### EXERCISE DESCRIPTION:
Using the data below, show every line where the word "your" occurs.

### EXERCISE INPUTS:
__________

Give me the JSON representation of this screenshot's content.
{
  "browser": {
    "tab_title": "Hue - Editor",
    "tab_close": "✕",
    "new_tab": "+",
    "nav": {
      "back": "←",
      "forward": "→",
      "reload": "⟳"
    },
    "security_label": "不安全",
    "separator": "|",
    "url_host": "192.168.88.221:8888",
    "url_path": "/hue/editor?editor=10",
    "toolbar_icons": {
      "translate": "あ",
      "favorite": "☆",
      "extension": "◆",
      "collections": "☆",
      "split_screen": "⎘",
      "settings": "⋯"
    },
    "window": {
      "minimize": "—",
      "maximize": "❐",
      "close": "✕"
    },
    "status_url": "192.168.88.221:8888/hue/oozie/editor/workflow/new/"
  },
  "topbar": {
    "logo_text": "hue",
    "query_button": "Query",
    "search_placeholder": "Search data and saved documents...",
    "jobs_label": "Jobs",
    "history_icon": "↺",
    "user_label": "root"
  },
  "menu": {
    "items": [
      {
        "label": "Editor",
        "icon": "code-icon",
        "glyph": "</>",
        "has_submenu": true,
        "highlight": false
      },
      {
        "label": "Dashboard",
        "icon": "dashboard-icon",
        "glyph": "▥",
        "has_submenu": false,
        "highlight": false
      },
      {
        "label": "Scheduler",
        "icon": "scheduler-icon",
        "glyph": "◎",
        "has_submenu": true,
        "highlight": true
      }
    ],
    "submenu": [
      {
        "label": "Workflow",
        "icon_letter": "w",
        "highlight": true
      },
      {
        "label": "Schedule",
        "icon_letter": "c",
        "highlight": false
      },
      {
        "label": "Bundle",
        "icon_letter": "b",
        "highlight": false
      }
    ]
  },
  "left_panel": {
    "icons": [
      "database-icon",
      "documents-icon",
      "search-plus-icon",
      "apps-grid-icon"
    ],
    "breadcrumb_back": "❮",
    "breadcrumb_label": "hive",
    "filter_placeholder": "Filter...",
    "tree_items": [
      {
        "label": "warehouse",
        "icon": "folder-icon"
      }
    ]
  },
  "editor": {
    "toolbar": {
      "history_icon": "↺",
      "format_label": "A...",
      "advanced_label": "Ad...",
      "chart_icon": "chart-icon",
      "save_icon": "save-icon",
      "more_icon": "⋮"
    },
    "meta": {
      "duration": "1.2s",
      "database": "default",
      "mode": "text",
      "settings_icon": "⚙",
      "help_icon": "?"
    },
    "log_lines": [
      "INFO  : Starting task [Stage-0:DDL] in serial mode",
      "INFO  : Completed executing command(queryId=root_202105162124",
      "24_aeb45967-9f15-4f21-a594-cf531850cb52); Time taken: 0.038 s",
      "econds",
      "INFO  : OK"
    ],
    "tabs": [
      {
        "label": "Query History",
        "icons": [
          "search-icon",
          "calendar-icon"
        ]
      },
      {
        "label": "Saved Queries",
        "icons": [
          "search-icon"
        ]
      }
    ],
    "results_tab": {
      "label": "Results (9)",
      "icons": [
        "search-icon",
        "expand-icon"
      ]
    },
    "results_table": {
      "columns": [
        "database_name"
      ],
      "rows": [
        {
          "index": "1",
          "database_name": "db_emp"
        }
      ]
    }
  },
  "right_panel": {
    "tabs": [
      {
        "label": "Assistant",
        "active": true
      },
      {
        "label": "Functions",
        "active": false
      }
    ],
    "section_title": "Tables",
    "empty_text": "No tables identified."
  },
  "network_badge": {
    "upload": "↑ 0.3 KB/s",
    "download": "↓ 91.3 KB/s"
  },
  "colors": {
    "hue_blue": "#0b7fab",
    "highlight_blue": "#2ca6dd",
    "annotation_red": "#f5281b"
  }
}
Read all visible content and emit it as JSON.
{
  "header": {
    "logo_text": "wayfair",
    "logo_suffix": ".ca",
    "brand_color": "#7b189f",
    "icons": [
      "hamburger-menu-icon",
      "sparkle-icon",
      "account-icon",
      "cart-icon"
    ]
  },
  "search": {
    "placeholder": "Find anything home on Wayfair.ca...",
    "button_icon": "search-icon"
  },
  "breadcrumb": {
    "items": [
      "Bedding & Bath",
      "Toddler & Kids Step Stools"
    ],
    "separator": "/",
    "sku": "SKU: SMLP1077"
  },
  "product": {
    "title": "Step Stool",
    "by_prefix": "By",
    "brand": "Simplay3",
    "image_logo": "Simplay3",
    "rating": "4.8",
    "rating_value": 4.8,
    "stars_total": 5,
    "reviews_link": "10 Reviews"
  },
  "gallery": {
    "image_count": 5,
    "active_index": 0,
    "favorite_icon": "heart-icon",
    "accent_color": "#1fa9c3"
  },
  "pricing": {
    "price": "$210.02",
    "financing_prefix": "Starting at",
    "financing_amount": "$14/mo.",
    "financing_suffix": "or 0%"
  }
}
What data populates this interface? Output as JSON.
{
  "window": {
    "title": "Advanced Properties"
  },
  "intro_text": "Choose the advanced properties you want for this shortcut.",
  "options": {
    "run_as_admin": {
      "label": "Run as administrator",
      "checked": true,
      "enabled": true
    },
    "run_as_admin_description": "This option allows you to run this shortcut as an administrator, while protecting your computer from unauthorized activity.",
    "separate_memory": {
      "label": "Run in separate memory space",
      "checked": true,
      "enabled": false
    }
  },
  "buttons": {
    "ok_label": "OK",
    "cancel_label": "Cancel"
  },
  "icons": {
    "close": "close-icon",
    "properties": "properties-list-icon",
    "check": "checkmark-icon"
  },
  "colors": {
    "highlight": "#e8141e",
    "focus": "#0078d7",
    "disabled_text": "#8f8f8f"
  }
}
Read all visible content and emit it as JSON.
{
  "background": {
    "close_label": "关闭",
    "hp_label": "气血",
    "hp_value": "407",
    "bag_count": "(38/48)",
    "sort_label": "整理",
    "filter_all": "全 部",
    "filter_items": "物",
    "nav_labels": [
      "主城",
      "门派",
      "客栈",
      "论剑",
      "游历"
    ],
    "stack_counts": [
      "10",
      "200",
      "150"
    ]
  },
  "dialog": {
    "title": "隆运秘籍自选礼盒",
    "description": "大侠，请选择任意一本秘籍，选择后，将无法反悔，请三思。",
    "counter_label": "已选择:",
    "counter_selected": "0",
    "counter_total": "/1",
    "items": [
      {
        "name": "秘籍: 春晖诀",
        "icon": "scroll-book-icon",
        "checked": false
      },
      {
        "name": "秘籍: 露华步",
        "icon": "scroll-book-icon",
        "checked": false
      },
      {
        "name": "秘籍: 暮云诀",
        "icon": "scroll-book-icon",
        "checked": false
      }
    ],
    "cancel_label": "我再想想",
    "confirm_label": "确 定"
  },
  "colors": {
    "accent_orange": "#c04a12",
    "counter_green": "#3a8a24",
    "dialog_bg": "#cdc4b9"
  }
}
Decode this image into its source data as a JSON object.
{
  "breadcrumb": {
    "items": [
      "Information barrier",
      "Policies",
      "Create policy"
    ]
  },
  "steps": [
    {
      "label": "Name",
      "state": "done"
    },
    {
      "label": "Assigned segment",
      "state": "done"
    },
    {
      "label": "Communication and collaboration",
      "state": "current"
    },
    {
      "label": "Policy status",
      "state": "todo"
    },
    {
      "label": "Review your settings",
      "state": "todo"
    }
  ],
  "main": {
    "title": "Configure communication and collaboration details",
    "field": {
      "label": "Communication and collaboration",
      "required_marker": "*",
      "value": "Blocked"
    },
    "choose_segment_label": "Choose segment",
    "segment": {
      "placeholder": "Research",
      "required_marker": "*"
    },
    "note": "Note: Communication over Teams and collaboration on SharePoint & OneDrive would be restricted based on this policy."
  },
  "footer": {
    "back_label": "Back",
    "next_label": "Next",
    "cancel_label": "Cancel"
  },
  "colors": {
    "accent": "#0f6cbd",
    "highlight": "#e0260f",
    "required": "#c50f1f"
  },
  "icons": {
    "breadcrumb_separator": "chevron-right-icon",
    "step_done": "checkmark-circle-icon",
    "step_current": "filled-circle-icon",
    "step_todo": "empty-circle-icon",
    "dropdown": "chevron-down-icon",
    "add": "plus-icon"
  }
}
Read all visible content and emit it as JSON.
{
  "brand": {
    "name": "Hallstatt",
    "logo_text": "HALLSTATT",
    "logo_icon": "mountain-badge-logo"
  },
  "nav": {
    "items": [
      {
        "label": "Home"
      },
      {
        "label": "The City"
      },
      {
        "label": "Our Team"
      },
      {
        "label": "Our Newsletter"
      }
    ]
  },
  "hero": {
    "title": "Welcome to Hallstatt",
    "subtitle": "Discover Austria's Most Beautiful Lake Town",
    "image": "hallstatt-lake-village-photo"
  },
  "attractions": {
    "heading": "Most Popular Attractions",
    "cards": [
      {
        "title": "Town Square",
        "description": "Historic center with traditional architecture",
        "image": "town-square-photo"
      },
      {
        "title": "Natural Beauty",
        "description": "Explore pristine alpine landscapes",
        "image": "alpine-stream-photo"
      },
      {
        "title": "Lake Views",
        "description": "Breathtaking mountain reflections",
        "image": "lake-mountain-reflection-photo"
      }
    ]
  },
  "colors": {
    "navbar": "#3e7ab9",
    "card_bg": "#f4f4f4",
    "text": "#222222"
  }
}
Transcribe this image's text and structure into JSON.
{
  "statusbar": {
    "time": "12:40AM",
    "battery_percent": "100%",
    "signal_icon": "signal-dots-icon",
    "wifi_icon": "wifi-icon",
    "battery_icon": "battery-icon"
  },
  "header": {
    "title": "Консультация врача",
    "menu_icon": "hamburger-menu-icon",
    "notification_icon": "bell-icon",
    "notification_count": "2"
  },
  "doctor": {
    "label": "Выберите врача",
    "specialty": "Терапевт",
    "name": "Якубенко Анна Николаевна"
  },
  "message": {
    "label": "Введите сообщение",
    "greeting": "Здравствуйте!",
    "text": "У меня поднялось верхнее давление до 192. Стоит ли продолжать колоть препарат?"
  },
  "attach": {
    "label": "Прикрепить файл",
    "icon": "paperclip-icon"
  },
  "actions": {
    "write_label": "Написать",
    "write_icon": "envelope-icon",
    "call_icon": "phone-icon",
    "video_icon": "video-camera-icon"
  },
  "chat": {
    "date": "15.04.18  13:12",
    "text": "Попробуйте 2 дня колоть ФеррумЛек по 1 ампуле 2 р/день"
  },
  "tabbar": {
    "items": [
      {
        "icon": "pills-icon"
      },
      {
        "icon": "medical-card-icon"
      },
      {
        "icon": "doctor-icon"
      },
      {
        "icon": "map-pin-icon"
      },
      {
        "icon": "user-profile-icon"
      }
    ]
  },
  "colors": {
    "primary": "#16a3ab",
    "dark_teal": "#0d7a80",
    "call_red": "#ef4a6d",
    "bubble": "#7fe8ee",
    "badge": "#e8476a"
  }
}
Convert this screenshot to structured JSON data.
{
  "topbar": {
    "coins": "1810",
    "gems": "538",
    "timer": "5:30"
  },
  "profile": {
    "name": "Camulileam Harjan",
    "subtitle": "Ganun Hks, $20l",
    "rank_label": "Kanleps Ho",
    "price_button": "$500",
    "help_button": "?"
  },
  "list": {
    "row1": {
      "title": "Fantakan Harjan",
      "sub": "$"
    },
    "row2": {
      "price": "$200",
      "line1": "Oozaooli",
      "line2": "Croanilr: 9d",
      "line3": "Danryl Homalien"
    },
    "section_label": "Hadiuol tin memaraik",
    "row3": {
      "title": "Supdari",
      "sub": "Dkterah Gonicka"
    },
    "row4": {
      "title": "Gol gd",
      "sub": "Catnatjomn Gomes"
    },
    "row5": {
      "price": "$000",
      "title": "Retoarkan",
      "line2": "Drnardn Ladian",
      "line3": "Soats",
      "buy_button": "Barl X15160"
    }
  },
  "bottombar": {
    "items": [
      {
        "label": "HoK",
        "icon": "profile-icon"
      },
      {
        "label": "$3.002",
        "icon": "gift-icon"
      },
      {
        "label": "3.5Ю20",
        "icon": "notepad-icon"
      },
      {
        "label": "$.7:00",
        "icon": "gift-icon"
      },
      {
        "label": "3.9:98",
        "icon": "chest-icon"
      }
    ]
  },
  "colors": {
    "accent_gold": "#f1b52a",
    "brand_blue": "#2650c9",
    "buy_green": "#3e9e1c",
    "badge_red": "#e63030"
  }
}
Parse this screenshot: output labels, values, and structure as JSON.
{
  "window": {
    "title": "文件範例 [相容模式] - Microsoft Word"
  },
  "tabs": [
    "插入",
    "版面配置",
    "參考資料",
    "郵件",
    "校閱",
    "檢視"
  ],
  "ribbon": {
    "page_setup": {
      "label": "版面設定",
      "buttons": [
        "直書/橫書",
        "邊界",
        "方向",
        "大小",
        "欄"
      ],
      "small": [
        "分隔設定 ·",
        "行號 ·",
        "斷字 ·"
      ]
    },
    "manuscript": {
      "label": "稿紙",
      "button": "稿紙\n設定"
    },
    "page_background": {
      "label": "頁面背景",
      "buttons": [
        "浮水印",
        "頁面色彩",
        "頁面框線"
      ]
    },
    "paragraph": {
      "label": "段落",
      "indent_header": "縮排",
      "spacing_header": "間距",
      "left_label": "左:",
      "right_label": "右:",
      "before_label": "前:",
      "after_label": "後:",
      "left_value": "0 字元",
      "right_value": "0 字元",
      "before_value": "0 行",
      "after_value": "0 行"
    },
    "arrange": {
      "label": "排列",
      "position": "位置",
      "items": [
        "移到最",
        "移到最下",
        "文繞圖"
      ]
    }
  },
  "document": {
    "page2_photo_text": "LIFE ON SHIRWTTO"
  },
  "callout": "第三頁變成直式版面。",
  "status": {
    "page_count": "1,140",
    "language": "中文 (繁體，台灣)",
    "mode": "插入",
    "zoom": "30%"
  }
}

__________

### EXERCISE ANSWER:
    "run_as_admin_description": "This option allows you to run this shortcut as an administrator, while protecting your computer from unauthorized activity.",
      "label": "Review your settings",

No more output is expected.